| Task brief |
Only the count is needed. Count the lines below with the word "testing" in them.

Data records
------------------------------------

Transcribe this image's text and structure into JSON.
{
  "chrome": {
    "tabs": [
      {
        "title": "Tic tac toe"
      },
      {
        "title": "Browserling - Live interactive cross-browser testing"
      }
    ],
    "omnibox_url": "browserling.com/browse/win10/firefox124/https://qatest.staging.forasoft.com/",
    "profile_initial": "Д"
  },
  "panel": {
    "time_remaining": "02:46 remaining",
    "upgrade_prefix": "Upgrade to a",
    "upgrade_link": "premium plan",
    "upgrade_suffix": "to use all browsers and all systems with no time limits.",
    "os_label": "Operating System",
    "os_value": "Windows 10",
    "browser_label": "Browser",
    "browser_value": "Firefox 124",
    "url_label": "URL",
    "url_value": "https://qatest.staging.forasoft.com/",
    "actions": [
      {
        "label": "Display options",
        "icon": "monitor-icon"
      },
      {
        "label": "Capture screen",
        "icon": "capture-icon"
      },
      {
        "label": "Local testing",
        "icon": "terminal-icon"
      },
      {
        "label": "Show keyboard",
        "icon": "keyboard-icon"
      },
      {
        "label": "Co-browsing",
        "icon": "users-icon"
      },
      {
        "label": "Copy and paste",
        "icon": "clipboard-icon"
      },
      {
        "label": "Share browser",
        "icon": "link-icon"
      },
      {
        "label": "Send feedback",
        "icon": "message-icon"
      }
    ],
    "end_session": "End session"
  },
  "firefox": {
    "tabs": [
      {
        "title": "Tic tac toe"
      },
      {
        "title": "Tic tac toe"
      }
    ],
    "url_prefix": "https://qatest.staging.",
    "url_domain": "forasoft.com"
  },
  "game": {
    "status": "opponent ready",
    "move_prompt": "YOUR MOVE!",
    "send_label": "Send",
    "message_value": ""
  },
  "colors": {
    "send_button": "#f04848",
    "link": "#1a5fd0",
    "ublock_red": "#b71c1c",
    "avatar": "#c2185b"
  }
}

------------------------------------

| Response box |
2